Dear reader,

These stories capture my growing-up years in Geylang in the '60s and '70s. My home was along Sims Ave between Lor 17 and Lor 19.

Why write about this part of Geylang?

Well, a lot has been said of Geylang Serai and its large and infamous kampong. But nothing had been said about this part of Geylang which were mostly Chinese in character but stretches over not a small area: Lor 1 to Lor 44. In the earlier days when Geylang River was but a swampy river for logging, kampongs too existed along its banks; there was a Teochew kampong built on stilts at Lor 1 where apparently immigrants from China first set foot. Sar Kong (sand quarry in Cantonese), an area that stretched over three lorongs, too had a few Chinese kampongs. Two clans of gangsters were said to reside there. As a kid, I was advised to stay well clear of the place.

Apart from these kampong communities, this part of Geylang was home to the salaried worker and his working class or middle class family. They would be in the many three-storey terrace apartments easily identified by their open kitchen layout (often covered with a roll-up blind) and rear spiral staircase that leads to a backlane. In the past, these backlanes let lorries in to collect rubbish. But since the rubbish ports were shut up, the lanes became safe for children to play in. And that's how many of my childhood memories were established. Playing games and cycling in the backlanes were de rigeur for us kids. Young working adults fixed up basketball rings and boards for a game or two of three-on-threes.

Me and my friends simply loved cycling from one lorong to the next.

The other interesting thing about this area were the many different types of businesses. Shops were just not shopfronts - they were factories as well. When industrial parks got set up in HDB housing estates in the late 70s and 80s, these businesses were slowly moved out and white-collar offices moved in.

To give you a sample of the kinds of commerce in the area back then, consider the shops/factories below my home. On the ground there was a shop making window grills and those metal accordion gates. There was also a provision shop, a noodle and g-cheong-fun factory, a laundry shop, a snack and sweets distributor. Along Lor 17 was a shop cutting E-plates for making electrical transformers. There was a also printer for Chinese newsletters. A lady sold eggs from her farm from her living room. Between Lor 17 and Lor 15 was a shop making ice blocks and scoop ice cream and several hardware shops (they are still around). Every weekend would find ice cream sellers and their tricycles stopping over for a refill. It got even better when durian was in season. Then the ice cream was not just atapchee and red bean or vanilla flavour but durian as well! How delicious!
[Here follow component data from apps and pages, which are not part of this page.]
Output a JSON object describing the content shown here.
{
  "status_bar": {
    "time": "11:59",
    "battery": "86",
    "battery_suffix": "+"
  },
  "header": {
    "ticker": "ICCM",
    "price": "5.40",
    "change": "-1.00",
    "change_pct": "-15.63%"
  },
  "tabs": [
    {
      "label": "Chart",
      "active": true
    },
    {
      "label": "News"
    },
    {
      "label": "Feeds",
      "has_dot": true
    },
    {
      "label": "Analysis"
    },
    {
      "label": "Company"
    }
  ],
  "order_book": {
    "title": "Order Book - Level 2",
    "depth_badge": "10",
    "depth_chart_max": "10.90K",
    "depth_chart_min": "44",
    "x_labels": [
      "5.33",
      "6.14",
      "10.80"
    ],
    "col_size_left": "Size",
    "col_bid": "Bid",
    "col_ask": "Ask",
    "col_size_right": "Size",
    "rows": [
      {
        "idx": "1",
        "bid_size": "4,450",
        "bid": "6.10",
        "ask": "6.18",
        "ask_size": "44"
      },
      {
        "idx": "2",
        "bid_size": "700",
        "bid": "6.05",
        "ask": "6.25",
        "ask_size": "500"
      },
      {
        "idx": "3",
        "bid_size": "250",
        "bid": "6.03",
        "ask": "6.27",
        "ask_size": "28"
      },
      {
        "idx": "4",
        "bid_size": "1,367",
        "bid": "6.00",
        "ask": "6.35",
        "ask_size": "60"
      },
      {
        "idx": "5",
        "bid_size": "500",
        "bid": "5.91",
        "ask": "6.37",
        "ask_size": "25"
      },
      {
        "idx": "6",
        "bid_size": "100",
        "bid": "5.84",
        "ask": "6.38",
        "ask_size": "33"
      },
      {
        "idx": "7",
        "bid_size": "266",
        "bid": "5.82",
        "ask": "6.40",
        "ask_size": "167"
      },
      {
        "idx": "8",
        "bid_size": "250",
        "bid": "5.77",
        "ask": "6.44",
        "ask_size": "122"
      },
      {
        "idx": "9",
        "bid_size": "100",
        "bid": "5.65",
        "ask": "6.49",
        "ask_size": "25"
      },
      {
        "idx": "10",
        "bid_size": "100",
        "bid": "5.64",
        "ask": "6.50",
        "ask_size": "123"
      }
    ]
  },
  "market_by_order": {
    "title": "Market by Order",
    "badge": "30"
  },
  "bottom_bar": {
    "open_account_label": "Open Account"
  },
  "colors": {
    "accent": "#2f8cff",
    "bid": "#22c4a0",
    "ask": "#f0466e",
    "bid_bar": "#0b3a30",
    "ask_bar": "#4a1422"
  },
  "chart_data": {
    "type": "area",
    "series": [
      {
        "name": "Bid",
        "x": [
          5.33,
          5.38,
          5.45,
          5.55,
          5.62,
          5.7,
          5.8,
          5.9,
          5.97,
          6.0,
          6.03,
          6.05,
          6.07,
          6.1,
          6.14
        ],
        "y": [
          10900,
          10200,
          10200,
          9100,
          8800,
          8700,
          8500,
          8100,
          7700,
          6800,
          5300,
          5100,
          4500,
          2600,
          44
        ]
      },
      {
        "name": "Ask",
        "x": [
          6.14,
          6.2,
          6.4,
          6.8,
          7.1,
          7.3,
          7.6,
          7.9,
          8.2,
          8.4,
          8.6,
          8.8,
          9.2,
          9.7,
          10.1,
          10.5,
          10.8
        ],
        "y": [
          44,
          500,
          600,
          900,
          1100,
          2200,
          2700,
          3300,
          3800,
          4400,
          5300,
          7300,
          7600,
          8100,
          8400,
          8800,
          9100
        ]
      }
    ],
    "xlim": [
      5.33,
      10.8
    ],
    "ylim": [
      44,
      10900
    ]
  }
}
This was the sort of ice cream vendor common during my childhood.

So, you can imagine the scene and the noise that pervaded the environment around my home. For a kid growing up, it was eye-opening and precious education.

Today, apart from some hardware stores, all these shops and factories are gone, replaced by mostly eateries that cater to the palates of transient folk that now live upstairs in the homes formerly occupied by families in the past. You would be hardpressed to find a young child playing in the backlane, least of all a whole gang of them. As one old neighbour commented, "Sims Avenue/Geylang is just a place for work. It has lost that village feel."

So if no one writes about this part of Geylang in the past... this part of Geylang not part of the "even lorongs of  the red light district", folks would imagine all Geylang to be the same: sleazy and people out to make a fast buck.

For the odd lorong areas, it was never like that. So I hope you will enjoy this trip down memory lane with me (or more appropriately "memory lorong") and experience the whole Geylang that was.

Also, the tales in this blog captures my years at Mattar Primary School along Mattar Road just outside of MacPherson Estate/Circuit Road. This school's claim to fame was having Singapore's first air-conditioned library with waxed terrazzo flooring. It has since been demolished to make way for the underground section of the KPE expressway. The school's uniform was top yellow and bottom grey, much like Pierce's today. Back then MPS shared a large field with neighbours Aljunied Primary and Mattar East Primary. What fun we had in that large field! Today, these schools have been absorbed into the new MacPherson Primary, which stands at the end of Mattar Road. MPS' building maybe gone but its mirror, MEPS still remains. It has become a home for troubled girls.

Please enjoy the stories and leave a comment or two. Thank you.